You'll have a debt on your credit card if you intend to use it to make a purchase that you won't be able to pay off each month. You may do this as long as you pay the bare minimum each month. In this instance, a credit card with a low interest rate can be a smart option.

Elite credit cards
Elite credit cards normally have an annual charge and a minimum income requirement to qualify, but they often come with better rewards and privileges.

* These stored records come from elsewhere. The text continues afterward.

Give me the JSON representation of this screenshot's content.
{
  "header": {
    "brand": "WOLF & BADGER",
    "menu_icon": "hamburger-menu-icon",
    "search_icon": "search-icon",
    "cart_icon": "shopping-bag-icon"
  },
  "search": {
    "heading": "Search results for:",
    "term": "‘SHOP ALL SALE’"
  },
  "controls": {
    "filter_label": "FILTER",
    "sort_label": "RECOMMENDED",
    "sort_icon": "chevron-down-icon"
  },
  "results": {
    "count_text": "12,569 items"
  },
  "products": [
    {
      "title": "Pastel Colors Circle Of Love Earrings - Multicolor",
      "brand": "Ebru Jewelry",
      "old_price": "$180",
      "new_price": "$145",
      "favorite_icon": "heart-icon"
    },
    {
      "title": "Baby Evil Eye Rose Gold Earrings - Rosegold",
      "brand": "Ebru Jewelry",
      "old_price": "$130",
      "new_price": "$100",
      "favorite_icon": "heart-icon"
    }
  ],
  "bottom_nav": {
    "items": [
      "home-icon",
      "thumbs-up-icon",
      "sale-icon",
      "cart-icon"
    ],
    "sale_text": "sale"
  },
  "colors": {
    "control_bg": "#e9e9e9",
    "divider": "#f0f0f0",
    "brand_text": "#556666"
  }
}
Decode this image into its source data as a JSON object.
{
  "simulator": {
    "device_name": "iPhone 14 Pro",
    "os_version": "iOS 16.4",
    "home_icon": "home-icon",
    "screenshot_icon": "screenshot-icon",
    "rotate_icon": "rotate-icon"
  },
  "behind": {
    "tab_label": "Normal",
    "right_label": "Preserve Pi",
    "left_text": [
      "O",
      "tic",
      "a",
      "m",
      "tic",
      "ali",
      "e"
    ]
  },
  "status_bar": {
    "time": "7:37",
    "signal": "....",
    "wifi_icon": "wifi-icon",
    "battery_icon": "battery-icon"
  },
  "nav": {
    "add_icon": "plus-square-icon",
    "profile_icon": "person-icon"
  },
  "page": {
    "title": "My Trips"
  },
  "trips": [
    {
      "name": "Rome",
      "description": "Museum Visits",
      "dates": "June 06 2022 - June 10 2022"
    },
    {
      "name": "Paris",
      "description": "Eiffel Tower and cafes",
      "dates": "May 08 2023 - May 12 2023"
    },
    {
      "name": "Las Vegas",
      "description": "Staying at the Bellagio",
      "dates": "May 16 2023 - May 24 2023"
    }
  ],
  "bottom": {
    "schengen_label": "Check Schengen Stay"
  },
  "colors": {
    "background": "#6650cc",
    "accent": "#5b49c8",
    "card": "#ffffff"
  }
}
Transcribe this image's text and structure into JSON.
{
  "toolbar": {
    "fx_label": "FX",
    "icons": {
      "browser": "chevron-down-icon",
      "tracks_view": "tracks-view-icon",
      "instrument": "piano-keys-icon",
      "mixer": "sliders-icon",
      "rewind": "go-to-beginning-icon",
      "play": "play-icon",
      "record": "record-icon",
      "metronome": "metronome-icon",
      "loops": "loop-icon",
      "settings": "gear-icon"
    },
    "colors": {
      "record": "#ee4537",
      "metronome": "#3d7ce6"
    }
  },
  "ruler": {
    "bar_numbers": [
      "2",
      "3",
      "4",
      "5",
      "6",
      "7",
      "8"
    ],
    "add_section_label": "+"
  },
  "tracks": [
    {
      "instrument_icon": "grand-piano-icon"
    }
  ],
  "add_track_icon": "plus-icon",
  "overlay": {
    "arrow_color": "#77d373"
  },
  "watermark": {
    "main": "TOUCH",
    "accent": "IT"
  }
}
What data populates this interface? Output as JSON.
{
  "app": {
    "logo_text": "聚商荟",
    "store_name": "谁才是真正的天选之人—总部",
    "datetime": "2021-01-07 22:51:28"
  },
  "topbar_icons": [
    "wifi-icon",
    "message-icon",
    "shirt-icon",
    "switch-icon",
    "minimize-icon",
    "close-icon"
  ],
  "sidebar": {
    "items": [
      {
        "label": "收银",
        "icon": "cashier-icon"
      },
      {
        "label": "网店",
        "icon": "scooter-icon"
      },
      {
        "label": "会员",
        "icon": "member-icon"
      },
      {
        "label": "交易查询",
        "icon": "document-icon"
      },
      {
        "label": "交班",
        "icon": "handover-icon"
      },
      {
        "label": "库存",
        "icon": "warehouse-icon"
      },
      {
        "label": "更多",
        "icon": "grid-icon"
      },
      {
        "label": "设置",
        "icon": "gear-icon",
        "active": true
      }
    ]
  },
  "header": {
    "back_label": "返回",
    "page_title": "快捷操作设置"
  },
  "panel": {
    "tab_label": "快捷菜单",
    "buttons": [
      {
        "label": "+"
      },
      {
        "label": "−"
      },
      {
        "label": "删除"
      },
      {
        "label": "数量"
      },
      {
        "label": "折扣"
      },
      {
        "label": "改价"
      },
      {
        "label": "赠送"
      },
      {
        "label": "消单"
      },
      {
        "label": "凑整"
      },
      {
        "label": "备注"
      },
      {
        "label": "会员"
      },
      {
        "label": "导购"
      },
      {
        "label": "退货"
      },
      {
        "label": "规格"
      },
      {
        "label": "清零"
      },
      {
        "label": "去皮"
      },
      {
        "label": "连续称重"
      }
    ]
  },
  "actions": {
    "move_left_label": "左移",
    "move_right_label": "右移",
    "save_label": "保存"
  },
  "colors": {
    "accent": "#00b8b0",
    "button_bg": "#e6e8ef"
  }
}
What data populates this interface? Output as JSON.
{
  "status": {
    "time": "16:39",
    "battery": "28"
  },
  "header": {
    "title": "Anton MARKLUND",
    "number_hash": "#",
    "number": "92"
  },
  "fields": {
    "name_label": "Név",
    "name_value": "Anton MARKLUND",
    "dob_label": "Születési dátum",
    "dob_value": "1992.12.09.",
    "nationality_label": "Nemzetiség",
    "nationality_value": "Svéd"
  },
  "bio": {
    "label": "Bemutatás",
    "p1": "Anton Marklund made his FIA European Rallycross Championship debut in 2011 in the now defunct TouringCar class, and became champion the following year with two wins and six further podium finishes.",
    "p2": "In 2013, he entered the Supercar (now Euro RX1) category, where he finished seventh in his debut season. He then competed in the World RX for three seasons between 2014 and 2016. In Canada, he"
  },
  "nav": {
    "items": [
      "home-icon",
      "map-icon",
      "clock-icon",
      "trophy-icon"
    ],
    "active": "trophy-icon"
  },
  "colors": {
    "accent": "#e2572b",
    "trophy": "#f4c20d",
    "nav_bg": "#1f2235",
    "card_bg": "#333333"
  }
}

Our Visa Infinite Card, for example, is a premium credit card with significant cash back returns and extensive travel privileges.

Access to exclusive airport travel lounges, special events or discounts, and supplementary insurance coverage for out-of-country travel, theft of products bought on the card, and rental vehicle insurance are just a few of the travel advantages available.

How to apply for a credit card

Every credit card has its unique application procedure, which may be completed online, in person, or over the phone. Once you've decided the card you'd want to apply for, make sure you have the following information:
  • Full name and address
  • Social insurance number
  • Income information

How long does it take to get a credit card?

Your acceptance might be instantaneous depending on your credit history, income, and if you already have a connection with the financial institution or credit card business offering the card.

If your credit card application must be examined and authorized by a human rather than a computer system, it might take a few days to a week to get acceptance.

What to do if your application is rejected

Don't be alarmed if your credit card application is turned down. Instead, take a close look at some of the most frequent reasons why banks refuse credit card applications so you can figure out what you need to improve:
  • Poor credit score
  • Bad track record of repaying loans or other bills
  • Low income/too much other debt
  • Short employment history

Take advantage of this opportunity to improve your financial status and raise your chances of being approved the next time you apply. You may get a free copy of your credit report to double-check your information before beginning to develop or improve your credit score. Look for strategies to increase your earnings and/or pay off other debts. Reapply once a period of time has elapsed and you have a more solid work history.

Tips for using your credit card

Keep an eye on your credit card use to make sure you don't go over your credit limit, since this might harm your credit and result in extra fees. Keep in mind that you must pay your minimum payment on time and in full. Avoid holding a balance on your card to avoid interest costs; instead, pay down the whole amount each month.

Credit cards are useful. A credit card, when used appropriately, may help you manage your finances, improve credit, and even save money via rewards points or cashback.

It's a luxury to be given a credit card, so use it as such. Otherwise, you risk losing access to it and hurting your credit score.